Leaving behind photos, negatives and their signed covenant, they walked through waist-high water to a nearby school, carrying with them only what they thought vital to survive. They took clothes, their driver’s licenses, some personal papers, medication, sanitizers, antiseptics and, in case of stomach problems, baking soda and antacids.
With them was Greg’s best friend Allen Smith, known as “Sarge.”
At the middle school that had been used as a shelter during Hurricane Betsy in 1965, they set up their own shelter for anyone who stayed behind during the storm. They found a ba rbeque to cook on and took food from a neighborhood grocery store with an officer’s permission.
Greg said there were more than 100 people the first day. With the meals Sarge cooked, and the food from the school vending machines, people had enough to eat, he said. Smith learned how to preserve the meat in the military, so they had meat the entire eight days in the shelter.

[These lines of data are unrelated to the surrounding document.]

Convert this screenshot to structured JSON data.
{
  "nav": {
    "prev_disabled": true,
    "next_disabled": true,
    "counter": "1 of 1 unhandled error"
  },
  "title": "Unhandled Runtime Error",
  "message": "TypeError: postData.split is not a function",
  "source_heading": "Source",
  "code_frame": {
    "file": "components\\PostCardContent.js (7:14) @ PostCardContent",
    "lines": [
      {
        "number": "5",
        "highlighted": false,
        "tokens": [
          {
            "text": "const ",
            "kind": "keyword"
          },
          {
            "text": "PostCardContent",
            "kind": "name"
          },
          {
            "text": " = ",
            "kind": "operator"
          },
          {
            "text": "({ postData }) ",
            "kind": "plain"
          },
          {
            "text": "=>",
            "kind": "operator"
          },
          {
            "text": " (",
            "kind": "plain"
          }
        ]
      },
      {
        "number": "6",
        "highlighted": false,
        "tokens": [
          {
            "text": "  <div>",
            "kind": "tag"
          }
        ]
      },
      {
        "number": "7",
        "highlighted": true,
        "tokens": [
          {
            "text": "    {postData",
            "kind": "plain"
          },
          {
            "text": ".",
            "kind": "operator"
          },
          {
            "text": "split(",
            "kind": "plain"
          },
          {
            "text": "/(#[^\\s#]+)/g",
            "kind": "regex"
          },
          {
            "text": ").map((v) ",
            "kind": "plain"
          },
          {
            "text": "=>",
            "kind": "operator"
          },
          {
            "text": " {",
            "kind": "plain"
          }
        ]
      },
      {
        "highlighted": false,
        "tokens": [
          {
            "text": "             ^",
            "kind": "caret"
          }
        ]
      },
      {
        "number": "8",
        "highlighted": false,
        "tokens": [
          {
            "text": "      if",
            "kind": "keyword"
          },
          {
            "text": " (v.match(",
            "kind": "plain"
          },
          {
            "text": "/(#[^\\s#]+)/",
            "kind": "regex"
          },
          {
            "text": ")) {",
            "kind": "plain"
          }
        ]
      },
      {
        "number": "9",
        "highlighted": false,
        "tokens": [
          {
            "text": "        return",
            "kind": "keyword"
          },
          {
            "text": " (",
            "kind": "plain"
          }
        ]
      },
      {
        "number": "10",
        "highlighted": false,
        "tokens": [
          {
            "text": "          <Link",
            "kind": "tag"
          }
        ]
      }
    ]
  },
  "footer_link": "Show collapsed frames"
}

“We never really ran out of food,” Greg said. “We ran out of water one day. The water got real tight. The next day, that’s when the Coast Guard started dropping water to us.”
The school became a drop point for the Coast Guard, he said. They landed a helicopter on the roof and delivered supplies and airlifted some people out.
One day “the men sacrificed their drinking water so that the women could bathe. We were pretty self-sufficient,” Glenda said.
Officers tried to force people to evacuate the school. They wanted to take everyone to the Superdome, but most didn’t want to go, Greg said. News of the bad things happening there reached them through the radio.
When they tried to evacuate Glenda, she asked if she could go upstairs and get some of her belongings, including medications. “I came to evacuate you, not your stuff,” Glenda said she was told.
Eventually the couple convinced the authorities to let them stay.
But on the eighth day, the Coast Guard and Army came in a boat. Evacuation wasn’t optional this time. “They came with their guns drawn,” Greg said.